Other artworks make a political state-ment or comment on the times we live in. The viewer/tourist/photojournalist participant in World Skin finds the act of snapping the camera shutter a charged activity - not neutral, not benign. The large murals No Man's Land and Oral History employ visual codes from advertising to comment on our obsession with the body. The Doll Floated By, ReGrowth from the Wreckage, Is it Really Over?, and To Bury Recollection... are quiet state-ments, the artists' response to tragic events.
Several installations create their own world-spaces, their own fanciful envi-ronments. In KAGE, our perceptions of the physical reality of light and shadow are questioned in a playful manner. Iconica devises a new symbol system for its universe, building a self-con-tained artificial life environment.
Touchware is one of the few places at SIGGRAPH 98 where the computer is used to comment on the role of tech-nology in society today. In a field that is primarily collaborative, Touchware pro-vides an opportunity to consider state-ments by individual artists.
Jane Stevens Annick Bureaud...Deanna Morse
The art work we saw during the two-day jurying process showed me that there are many people around the world using these new tools to expand and enrich the creative process and human experience. Some of the work showed great creativity and sensitivity to the process. Some included more traditional concepts of beauty. Some pieces were incredibly beautiful and delicate, while others questioned the very use of technology. Some of the work showed humor, some pain and harshness. Some looked at the new technologies as harsh controlling agents and others as user-friendly tools for creative exploration and cele-bration.

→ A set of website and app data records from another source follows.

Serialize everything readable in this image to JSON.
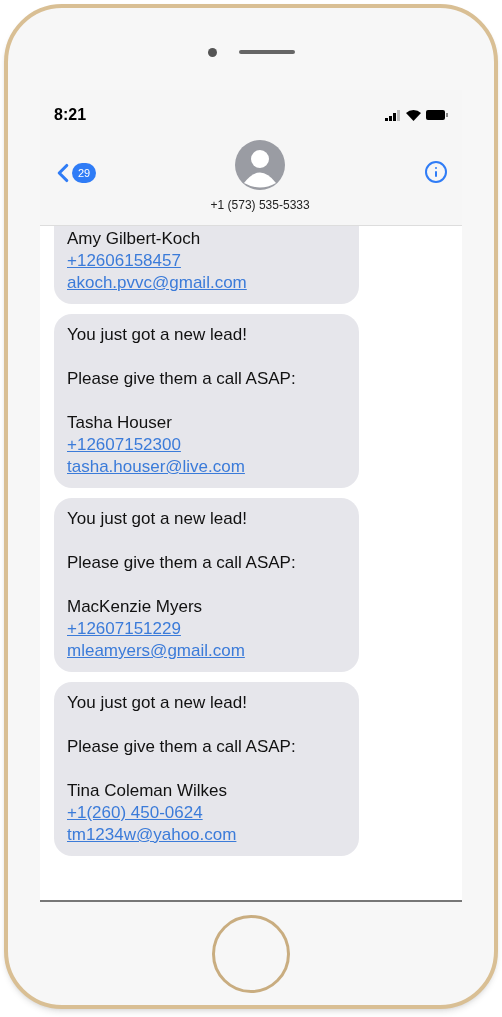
{
  "status_bar": {
    "time": "8:21"
  },
  "nav_bar": {
    "back_badge": "29",
    "contact": "+1 (573) 535-5333"
  },
  "messages": [
    {
      "name": "Amy Gilbert-Koch",
      "phone": "+12606158457",
      "email": "akoch.pvvc@gmail.com"
    },
    {
      "greeting": "You just got a new lead!",
      "request": "Please give them a call ASAP:",
      "name": "Tasha Houser",
      "phone": "+12607152300",
      "email": "tasha.houser@live.com"
    },
    {
      "greeting": "You just got a new lead!",
      "request": "Please give them a call ASAP:",
      "name": "MacKenzie Myers",
      "phone": "+12607151229",
      "email": "mleamyers@gmail.com"
    },
    {
      "greeting": "You just got a new lead!",
      "request": "Please give them a call ASAP:",
      "name": "Tina Coleman Wilkes",
      "phone": "+1(260) 450-0624",
      "email": "tm1234w@yahoo.com"
    }
  ]
}
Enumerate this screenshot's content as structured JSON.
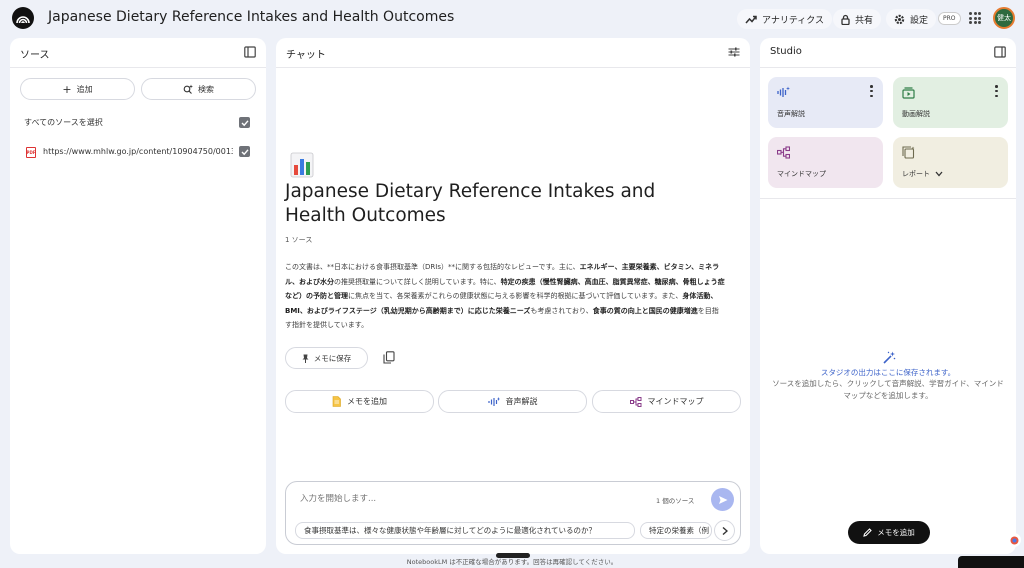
{
  "header": {
    "title": "Japanese Dietary Reference Intakes and Health Outcomes",
    "analytics_label": "アナリティクス",
    "share_label": "共有",
    "settings_label": "設定",
    "pro_badge": "PRO",
    "avatar_text": "健太"
  },
  "sources": {
    "title": "ソース",
    "add_label": "追加",
    "search_label": "検索",
    "select_all_label": "すべてのソースを選択",
    "items": [
      {
        "type_icon": "pdf-icon",
        "label": "https://www.mhlw.go.jp/content/10904750/0013...",
        "checked": true
      }
    ]
  },
  "chat": {
    "title": "チャット",
    "doc_title": "Japanese Dietary Reference Intakes and Health Outcomes",
    "source_count": "1 ソース",
    "summary": [
      {
        "t": "この文書は、**日本における食事摂取基準（DRIs）**に関する包括的なレビューです。主に、"
      },
      {
        "t": "エネルギー、主要栄養素、ビタミン、ミネラル、および水分",
        "b": true
      },
      {
        "t": "の推奨摂取量について詳しく説明しています。特に、"
      },
      {
        "t": "特定の疾患（慢性腎臓病、高血圧、脂質異常症、糖尿病、骨粗しょう症など）の予防と管理",
        "b": true
      },
      {
        "t": "に焦点を当て、各栄養素がこれらの健康状態に与える影響を科学的根拠に基づいて評価しています。また、"
      },
      {
        "t": "身体活動、BMI、およびライフステージ（乳幼児期から高齢期まで）に応じた栄養ニーズ",
        "b": true
      },
      {
        "t": "も考慮されており、"
      },
      {
        "t": "食事の質の向上と国民の健康増進",
        "b": true
      },
      {
        "t": "を目指す指針を提供しています。"
      }
    ],
    "save_note_label": "メモに保存",
    "actions": {
      "add_memo": "メモを追加",
      "audio_overview": "音声解説",
      "mind_map": "マインドマップ"
    },
    "composer": {
      "placeholder": "入力を開始します...",
      "source_count": "1 個のソース"
    },
    "suggestions": [
      "食事摂取基準は、様々な健康状態や年齢層に対してどのように最適化されているのか？",
      "特定の栄養素（例"
    ]
  },
  "studio": {
    "title": "Studio",
    "tiles": {
      "audio": "音声解説",
      "video": "動画解説",
      "mindmap": "マインドマップ",
      "report": "レポート"
    },
    "empty_title": "スタジオの出力はここに保存されます。",
    "empty_desc": "ソースを追加したら、クリックして音声解説、学習ガイド、マインドマップなどを追加します。",
    "add_note_label": "メモを追加"
  },
  "footer": {
    "disclaimer": "NotebookLM は不正確な場合があります。回答は再確認してください。"
  },
  "colors": {
    "background": "#eef1f8",
    "tile_audio": "#e7eaf6",
    "tile_video": "#e2efe2",
    "tile_mindmap": "#f1e6ef",
    "tile_report": "#f1eee1",
    "accent_blue": "#3d63c9"
  }
}
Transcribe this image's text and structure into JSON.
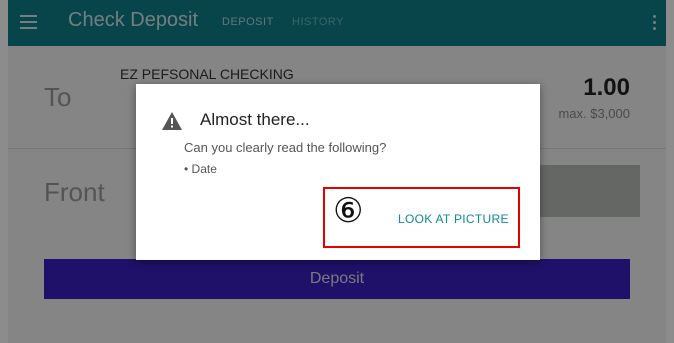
{
  "appbar": {
    "title": "Check Deposit",
    "tabs": [
      {
        "label": "DEPOSIT"
      },
      {
        "label": "HISTORY"
      }
    ],
    "menu_icon": "hamburger-menu-icon",
    "more_icon": "more-vert-icon"
  },
  "form": {
    "to_label": "To",
    "account_name": "EZ PEFSONAL CHECKING",
    "amount": "1.00",
    "max_label": "max. $3,000",
    "front_label": "Front",
    "deposit_button": "Deposit"
  },
  "dialog": {
    "icon": "warning-icon",
    "title": "Almost there...",
    "message": "Can you clearly read the following?",
    "bullet": "• Date",
    "action_label": "LOOK AT PICTURE"
  },
  "annotation": {
    "number": "⑥",
    "color": "#e60000"
  },
  "colors": {
    "appbar": "#0e7f89",
    "deposit_button": "#3a1fc2",
    "dialog_action": "#0e8a94"
  }
}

I feel very optimistic about the artistic avenues being explored by the founders and current generation of artists. We are creating our own worlds and using the tools available to us to expand that experience.
ACM SIGGRAPH Online!
email: Bonnie Mitchell
Special Interest Group
on Computer Graphics.